This is not to suggest that our nation doesn’t need a corrective or that Moore’s services are no longer required. There is, frankly, no other filmmaker out there who can get progressive messages out to a mass audience. He is not, as The New York Times suggested, our little tramp, but there’s nobody else out there stepping up to the plate in quite this way. But Moore’s party mix of stock footage, snarky narration, and righteous indignation is starting to wear thin. It’s the kind of thing we expect out of a filmmaker in his twenties and his thirties, not a 55-year-old filmmaker. Moore naively believes that Wallace Shawn’s presence will somehow attract his established liberal affluent audience. But this is clearly a film made for Middle America, and it doesn’t understand that Middle Americans are often much smarter than bicoastal elitists.

Case in point. The naive majorette Rachel Sklar, who participated in an intellectual sweatshop during her tenure at the Huffington Post by collecting a salary while not paying her contributors, tweeted in response: “WOW. Michael Moore’s latest movie is gonna stir up some SERIOUS shit. Wow. Wow. One more time: Wow.”

No, it’s not. You can cream your pants like it’s the first time all you want, but capitalism isn’t going away.

In fact, Moore’s film really isn’t all that anticapitalist. As Moore points out, capitalism under a more equitable tax system wasn’t so bad for the middle-class. (See this helpful spreadsheet from the IRS containing lowest and highest bracket tax rats from 1913 through 2008. From 1944 to 1963, the highest bracket tax rate hovered around 91%.)

Moore pins the blame on Reagan. And the highest bracket tax rate did indeed fall from 70% to 50% in 1982, eventually down to 30% in Reagan’s second term. But drops, as we all know, occur in degrees. This didn’t happen overnight. Surely President Johnson should be held just as accountable.

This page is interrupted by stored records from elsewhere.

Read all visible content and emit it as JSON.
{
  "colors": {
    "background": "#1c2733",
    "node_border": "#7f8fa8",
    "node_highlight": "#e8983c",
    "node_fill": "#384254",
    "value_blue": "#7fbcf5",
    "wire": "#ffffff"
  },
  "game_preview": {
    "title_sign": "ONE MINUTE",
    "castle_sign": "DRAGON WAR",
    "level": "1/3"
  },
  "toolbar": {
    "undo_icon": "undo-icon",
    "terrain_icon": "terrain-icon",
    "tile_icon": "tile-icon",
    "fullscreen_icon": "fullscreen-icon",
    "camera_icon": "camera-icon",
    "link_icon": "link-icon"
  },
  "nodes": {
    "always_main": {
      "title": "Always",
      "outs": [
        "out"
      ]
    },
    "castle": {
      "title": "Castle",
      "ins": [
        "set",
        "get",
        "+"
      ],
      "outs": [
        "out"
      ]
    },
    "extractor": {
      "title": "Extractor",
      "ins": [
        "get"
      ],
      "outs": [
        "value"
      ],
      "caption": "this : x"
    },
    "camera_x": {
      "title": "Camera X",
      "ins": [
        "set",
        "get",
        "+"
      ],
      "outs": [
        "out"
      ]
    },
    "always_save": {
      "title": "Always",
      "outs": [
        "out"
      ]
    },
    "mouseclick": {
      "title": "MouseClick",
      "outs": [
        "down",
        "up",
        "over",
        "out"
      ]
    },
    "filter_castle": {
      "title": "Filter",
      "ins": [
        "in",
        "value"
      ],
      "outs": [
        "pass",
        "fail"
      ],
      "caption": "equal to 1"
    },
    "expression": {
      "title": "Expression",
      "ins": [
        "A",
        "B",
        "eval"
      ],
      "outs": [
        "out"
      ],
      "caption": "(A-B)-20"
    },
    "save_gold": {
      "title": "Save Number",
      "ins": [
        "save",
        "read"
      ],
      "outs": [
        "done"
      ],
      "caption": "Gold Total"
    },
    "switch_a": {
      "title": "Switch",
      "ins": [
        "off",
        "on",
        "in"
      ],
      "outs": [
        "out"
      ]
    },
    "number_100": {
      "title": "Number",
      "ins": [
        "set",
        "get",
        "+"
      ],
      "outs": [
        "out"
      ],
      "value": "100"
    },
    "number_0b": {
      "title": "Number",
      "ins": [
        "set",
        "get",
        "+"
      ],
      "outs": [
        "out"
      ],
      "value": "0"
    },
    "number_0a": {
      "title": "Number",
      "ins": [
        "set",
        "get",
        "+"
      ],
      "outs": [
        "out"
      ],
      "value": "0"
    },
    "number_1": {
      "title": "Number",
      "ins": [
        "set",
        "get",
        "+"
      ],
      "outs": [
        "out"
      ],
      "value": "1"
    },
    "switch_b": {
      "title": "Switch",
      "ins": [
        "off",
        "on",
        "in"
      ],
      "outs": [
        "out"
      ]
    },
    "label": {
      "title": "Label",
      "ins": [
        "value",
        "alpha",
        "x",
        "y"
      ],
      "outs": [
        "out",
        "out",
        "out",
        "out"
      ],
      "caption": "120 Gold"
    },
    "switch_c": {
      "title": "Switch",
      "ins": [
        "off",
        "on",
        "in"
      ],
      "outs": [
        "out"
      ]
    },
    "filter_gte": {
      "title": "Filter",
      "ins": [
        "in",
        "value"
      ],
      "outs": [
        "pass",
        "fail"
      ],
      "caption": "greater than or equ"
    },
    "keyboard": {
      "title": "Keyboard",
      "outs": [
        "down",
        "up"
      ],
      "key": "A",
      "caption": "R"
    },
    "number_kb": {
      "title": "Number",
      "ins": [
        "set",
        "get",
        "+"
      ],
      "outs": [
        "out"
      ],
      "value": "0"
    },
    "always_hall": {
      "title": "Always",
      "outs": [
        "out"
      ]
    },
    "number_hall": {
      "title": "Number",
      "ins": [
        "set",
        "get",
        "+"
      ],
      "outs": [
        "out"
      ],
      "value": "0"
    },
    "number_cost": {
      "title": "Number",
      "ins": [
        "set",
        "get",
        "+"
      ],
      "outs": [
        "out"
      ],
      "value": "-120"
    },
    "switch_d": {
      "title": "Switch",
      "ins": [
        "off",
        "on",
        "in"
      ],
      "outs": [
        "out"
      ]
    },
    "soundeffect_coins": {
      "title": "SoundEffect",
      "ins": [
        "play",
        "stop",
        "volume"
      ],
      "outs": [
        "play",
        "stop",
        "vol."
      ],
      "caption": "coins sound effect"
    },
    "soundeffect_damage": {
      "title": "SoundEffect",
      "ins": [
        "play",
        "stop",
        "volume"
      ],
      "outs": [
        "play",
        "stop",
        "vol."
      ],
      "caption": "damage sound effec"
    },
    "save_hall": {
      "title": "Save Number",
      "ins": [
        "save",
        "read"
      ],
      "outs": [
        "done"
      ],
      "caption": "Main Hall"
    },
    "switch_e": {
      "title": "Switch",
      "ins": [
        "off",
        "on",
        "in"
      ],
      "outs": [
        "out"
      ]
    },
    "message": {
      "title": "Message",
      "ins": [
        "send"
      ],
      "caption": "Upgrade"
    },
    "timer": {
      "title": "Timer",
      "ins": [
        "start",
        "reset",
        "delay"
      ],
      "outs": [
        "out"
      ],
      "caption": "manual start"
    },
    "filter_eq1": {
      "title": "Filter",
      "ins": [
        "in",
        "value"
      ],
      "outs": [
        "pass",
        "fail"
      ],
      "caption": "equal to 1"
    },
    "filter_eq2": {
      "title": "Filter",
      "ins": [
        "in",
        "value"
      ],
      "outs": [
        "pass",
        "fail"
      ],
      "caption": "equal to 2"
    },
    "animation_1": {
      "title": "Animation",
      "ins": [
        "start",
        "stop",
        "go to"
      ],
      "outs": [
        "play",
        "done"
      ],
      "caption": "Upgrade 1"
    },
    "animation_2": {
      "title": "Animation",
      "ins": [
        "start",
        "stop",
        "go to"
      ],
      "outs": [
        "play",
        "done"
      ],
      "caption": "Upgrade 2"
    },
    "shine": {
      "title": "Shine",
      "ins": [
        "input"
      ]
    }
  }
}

So if we accept Michael Moore’s latest film, Capitalism: A Love Story, as a series of generalist sentiments designed to fire up the masses, then, to my mind, it’s probably Moore’s most toothless and tepid film. The film is entertaining enough. We get the obligatory shots of Moore being denied entrance into corporate buildings by security and Moore shouting through a bullhorn. We are horrified by Wal-Mart filing a life insurance policy against one of its employees and collecting a tidy sum (without a cent going to the family), as well as the phrase “dead peasants” used in the insurance policy. On the other hand, if people have allowed capitalism to continue, shouldn’t they be taken to task just as much as the corporations? The film’s credits feature numerous quotes from John Adams and Thomas Jefferson. One key Jeffersonian sentiment that’s missing: People get the government they deserve.